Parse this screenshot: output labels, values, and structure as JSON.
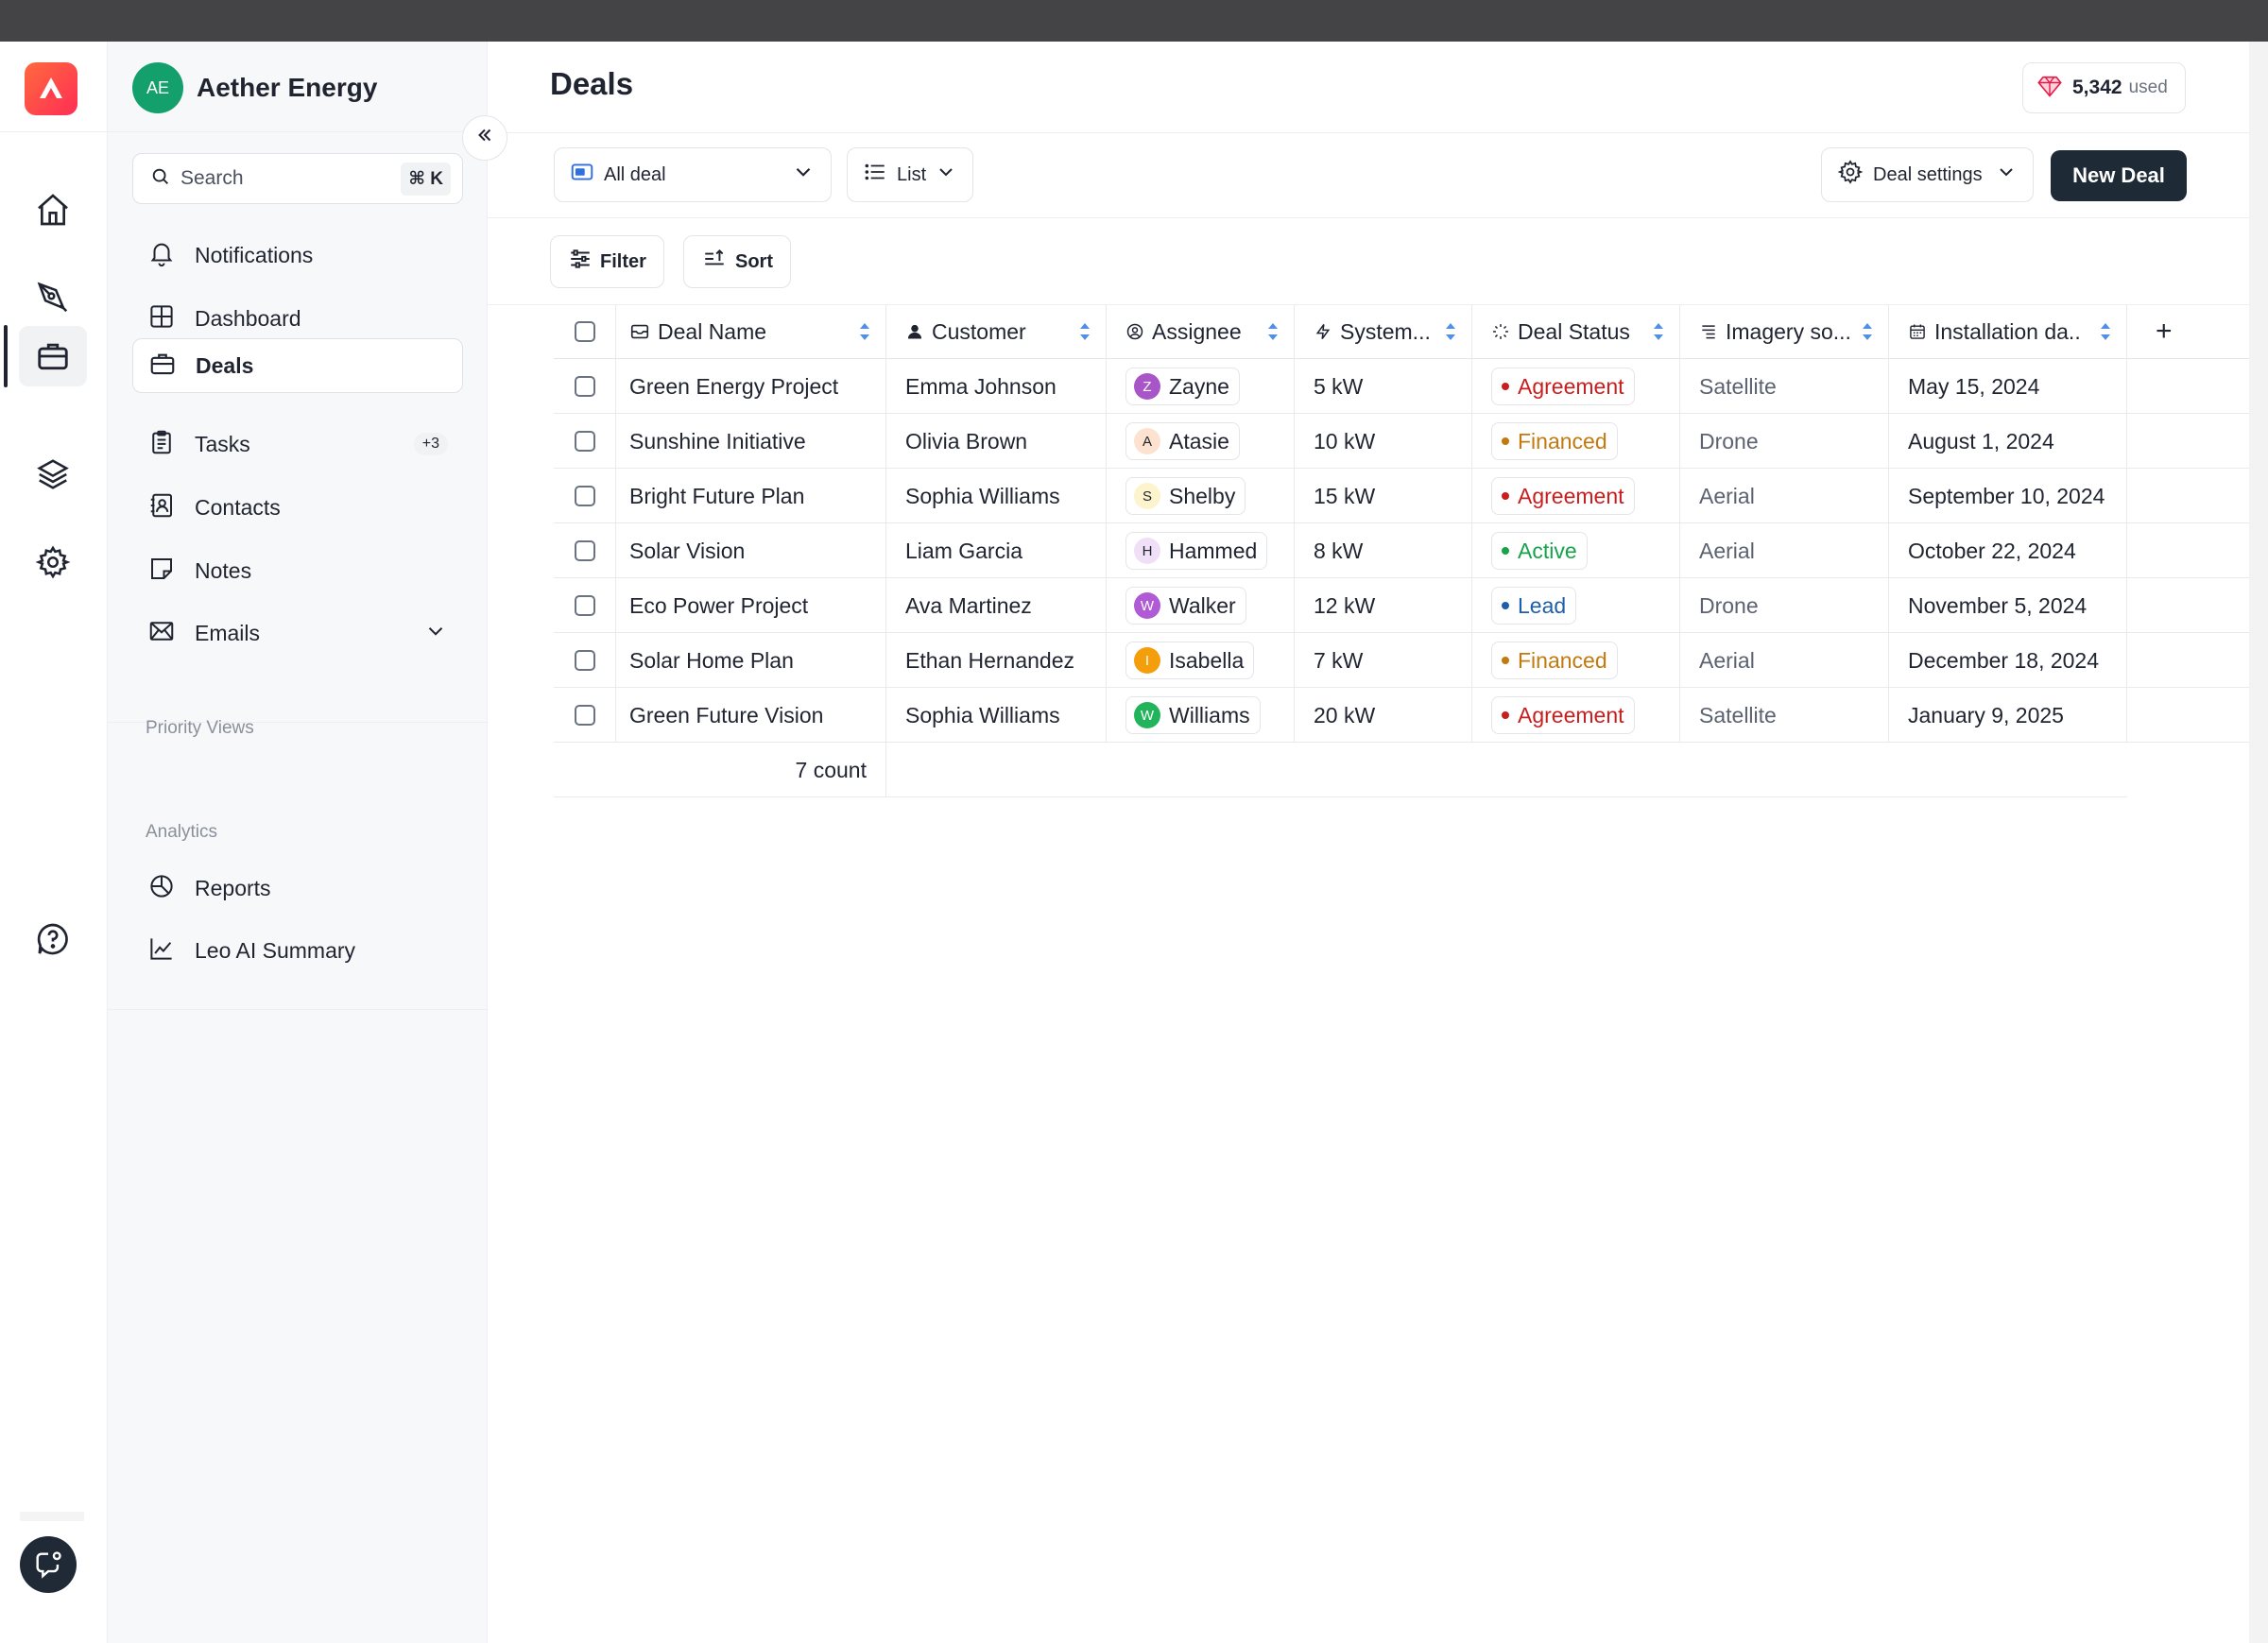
{
  "workspace": {
    "initials": "AE",
    "name": "Aether Energy"
  },
  "search": {
    "placeholder": "Search",
    "shortcut": "⌘ K"
  },
  "nav": {
    "items": [
      {
        "label": "Notifications",
        "icon": "bell-icon"
      },
      {
        "label": "Dashboard",
        "icon": "dashboard-icon"
      },
      {
        "label": "Deals",
        "icon": "briefcase-icon",
        "active": true
      },
      {
        "label": "Tasks",
        "icon": "clipboard-icon",
        "badge": "+3"
      },
      {
        "label": "Contacts",
        "icon": "contacts-icon"
      },
      {
        "label": "Notes",
        "icon": "note-icon"
      },
      {
        "label": "Emails",
        "icon": "mail-icon",
        "expandable": true
      }
    ],
    "priority_views_label": "Priority Views",
    "analytics_label": "Analytics",
    "analytics_items": [
      {
        "label": "Reports",
        "icon": "pie-chart-icon"
      },
      {
        "label": "Leo AI Summary",
        "icon": "line-chart-icon"
      }
    ]
  },
  "rail": {
    "icons": [
      "home-icon",
      "pen-tool-icon",
      "briefcase-icon",
      "layers-icon",
      "settings-icon",
      "help-icon",
      "chat-icon"
    ]
  },
  "header": {
    "title": "Deals",
    "credits_value": "5,342",
    "credits_suffix": "used"
  },
  "toolbar": {
    "view_select": "All deal",
    "layout_select": "List",
    "settings_label": "Deal settings",
    "new_deal_label": "New Deal",
    "filter_label": "Filter",
    "sort_label": "Sort"
  },
  "table": {
    "columns": [
      {
        "label": "Deal Name",
        "icon": "inbox-icon"
      },
      {
        "label": "Customer",
        "icon": "user-icon"
      },
      {
        "label": "Assignee",
        "icon": "user-circle-icon"
      },
      {
        "label": "System...",
        "icon": "bolt-icon"
      },
      {
        "label": "Deal Status",
        "icon": "loader-icon"
      },
      {
        "label": "Imagery so...",
        "icon": "list-icon"
      },
      {
        "label": "Installation da..",
        "icon": "calendar-icon"
      }
    ],
    "rows": [
      {
        "deal": "Green Energy Project",
        "customer": "Emma Johnson",
        "assignee": "Zayne",
        "initial": "Z",
        "avatar_bg": "#a855c7",
        "avatar_fg": "#ffffff",
        "system": "5 kW",
        "status": "Agreement",
        "status_color": "#c81e1e",
        "imagery": "Satellite",
        "date": "May 15, 2024"
      },
      {
        "deal": "Sunshine Initiative",
        "customer": "Olivia Brown",
        "assignee": "Atasie",
        "initial": "A",
        "avatar_bg": "#fde2cf",
        "avatar_fg": "#1f2430",
        "system": "10 kW",
        "status": "Financed",
        "status_color": "#c27a0e",
        "imagery": "Drone",
        "date": "August 1, 2024"
      },
      {
        "deal": "Bright Future Plan",
        "customer": "Sophia Williams",
        "assignee": "Shelby",
        "initial": "S",
        "avatar_bg": "#fdf3cc",
        "avatar_fg": "#1f2430",
        "system": "15 kW",
        "status": "Agreement",
        "status_color": "#c81e1e",
        "imagery": "Aerial",
        "date": "September 10, 2024"
      },
      {
        "deal": "Solar Vision",
        "customer": "Liam Garcia",
        "assignee": "Hammed",
        "initial": "H",
        "avatar_bg": "#efe0f7",
        "avatar_fg": "#1f2430",
        "system": "8 kW",
        "status": "Active",
        "status_color": "#16a34a",
        "imagery": "Aerial",
        "date": "October 22, 2024"
      },
      {
        "deal": "Eco Power Project",
        "customer": "Ava Martinez",
        "assignee": "Walker",
        "initial": "W",
        "avatar_bg": "#b05ad6",
        "avatar_fg": "#ffffff",
        "system": "12 kW",
        "status": "Lead",
        "status_color": "#1d5fa8",
        "imagery": "Drone",
        "date": "November 5, 2024"
      },
      {
        "deal": "Solar Home Plan",
        "customer": "Ethan Hernandez",
        "assignee": "Isabella",
        "initial": "I",
        "avatar_bg": "#f59e0b",
        "avatar_fg": "#ffffff",
        "system": "7 kW",
        "status": "Financed",
        "status_color": "#c27a0e",
        "imagery": "Aerial",
        "date": "December 18, 2024"
      },
      {
        "deal": "Green Future Vision",
        "customer": "Sophia Williams",
        "assignee": "Williams",
        "initial": "W",
        "avatar_bg": "#22b45a",
        "avatar_fg": "#ffffff",
        "system": "20 kW",
        "status": "Agreement",
        "status_color": "#c81e1e",
        "imagery": "Satellite",
        "date": "January 9, 2025"
      }
    ],
    "footer_count": "7 count",
    "add_column": "+"
  }
}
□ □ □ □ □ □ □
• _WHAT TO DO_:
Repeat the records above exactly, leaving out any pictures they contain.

• _SOLUTION FOR THIS PROBLEM_:
Parse this screenshot: output labels, values, and structure as JSON.
{
  "workspace": {
    "initials": "AE",
    "name": "Aether Energy"
  },
  "search": {
    "placeholder": "Search",
    "shortcut": "⌘ K"
  },
  "nav": {
    "items": [
      {
        "label": "Notifications",
        "icon": "bell-icon"
      },
      {
        "label": "Dashboard",
        "icon": "dashboard-icon"
      },
      {
        "label": "Deals",
        "icon": "briefcase-icon",
        "active": true
      },
      {
        "label": "Tasks",
        "icon": "clipboard-icon",
        "badge": "+3"
      },
      {
        "label": "Contacts",
        "icon": "contacts-icon"
      },
      {
        "label": "Notes",
        "icon": "note-icon"
      },
      {
        "label": "Emails",
        "icon": "mail-icon",
        "expandable": true
      }
    ],
    "priority_views_label": "Priority Views",
    "analytics_label": "Analytics",
    "analytics_items": [
      {
        "label": "Reports",
        "icon": "pie-chart-icon"
      },
      {
        "label": "Leo AI Summary",
        "icon": "line-chart-icon"
      }
    ]
  },
  "rail": {
    "icons": [
      "home-icon",
      "pen-tool-icon",
      "briefcase-icon",
      "layers-icon",
      "settings-icon",
      "help-icon",
      "chat-icon"
    ]
  },
  "header": {
    "title": "Deals",
    "credits_value": "5,342",
    "credits_suffix": "used"
  },
  "toolbar": {
    "view_select": "All deal",
    "layout_select": "List",
    "settings_label": "Deal settings",
    "new_deal_label": "New Deal",
    "filter_label": "Filter",
    "sort_label": "Sort"
  },
  "table": {
    "columns": [
      {
        "label": "Deal Name",
        "icon": "inbox-icon"
      },
      {
        "label": "Customer",
        "icon": "user-icon"
      },
      {
        "label": "Assignee",
        "icon": "user-circle-icon"
      },
      {
        "label": "System...",
        "icon": "bolt-icon"
      },
      {
        "label": "Deal Status",
        "icon": "loader-icon"
      },
      {
        "label": "Imagery so...",
        "icon": "list-icon"
      },
      {
        "label": "Installation da..",
        "icon": "calendar-icon"
      }
    ],
    "rows": [
      {
        "deal": "Green Energy Project",
        "customer": "Emma Johnson",
        "assignee": "Zayne",
        "initial": "Z",
        "avatar_bg": "#a855c7",
        "avatar_fg": "#ffffff",
        "system": "5 kW",
        "status": "Agreement",
        "status_color": "#c81e1e",
        "imagery": "Satellite",
        "date": "May 15, 2024"
      },
      {
        "deal": "Sunshine Initiative",
        "customer": "Olivia Brown",
        "assignee": "Atasie",
        "initial": "A",
        "avatar_bg": "#fde2cf",
        "avatar_fg": "#1f2430",
        "system": "10 kW",
        "status": "Financed",
        "status_color": "#c27a0e",
        "imagery": "Drone",
        "date": "August 1, 2024"
      },
      {
        "deal": "Bright Future Plan",
        "customer": "Sophia Williams",
        "assignee": "Shelby",
        "initial": "S",
        "avatar_bg": "#fdf3cc",
        "avatar_fg": "#1f2430",
        "system": "15 kW",
        "status": "Agreement",
        "status_color": "#c81e1e",
        "imagery": "Aerial",
        "date": "September 10, 2024"
      },
      {
        "deal": "Solar Vision",
        "customer": "Liam Garcia",
        "assignee": "Hammed",
        "initial": "H",
        "avatar_bg": "#efe0f7",
        "avatar_fg": "#1f2430",
        "system": "8 kW",
        "status": "Active",
        "status_color": "#16a34a",
        "imagery": "Aerial",
        "date": "October 22, 2024"
      },
      {
        "deal": "Eco Power Project",
        "customer": "Ava Martinez",
        "assignee": "Walker",
        "initial": "W",
        "avatar_bg": "#b05ad6",
        "avatar_fg": "#ffffff",
        "system": "12 kW",
        "status": "Lead",
        "status_color": "#1d5fa8",
        "imagery": "Drone",
        "date": "November 5, 2024"
      },
      {
        "deal": "Solar Home Plan",
        "customer": "Ethan Hernandez",
        "assignee": "Isabella",
        "initial": "I",
        "avatar_bg": "#f59e0b",
        "avatar_fg": "#ffffff",
        "system": "7 kW",
        "status": "Financed",
        "status_color": "#c27a0e",
        "imagery": "Aerial",
        "date": "December 18, 2024"
      },
      {
        "deal": "Green Future Vision",
        "customer": "Sophia Williams",
        "assignee": "Williams",
        "initial": "W",
        "avatar_bg": "#22b45a",
        "avatar_fg": "#ffffff",
        "system": "20 kW",
        "status": "Agreement",
        "status_color": "#c81e1e",
        "imagery": "Satellite",
        "date": "January 9, 2025"
      }
    ],
    "footer_count": "7 count",
    "add_column": "+"
  }
}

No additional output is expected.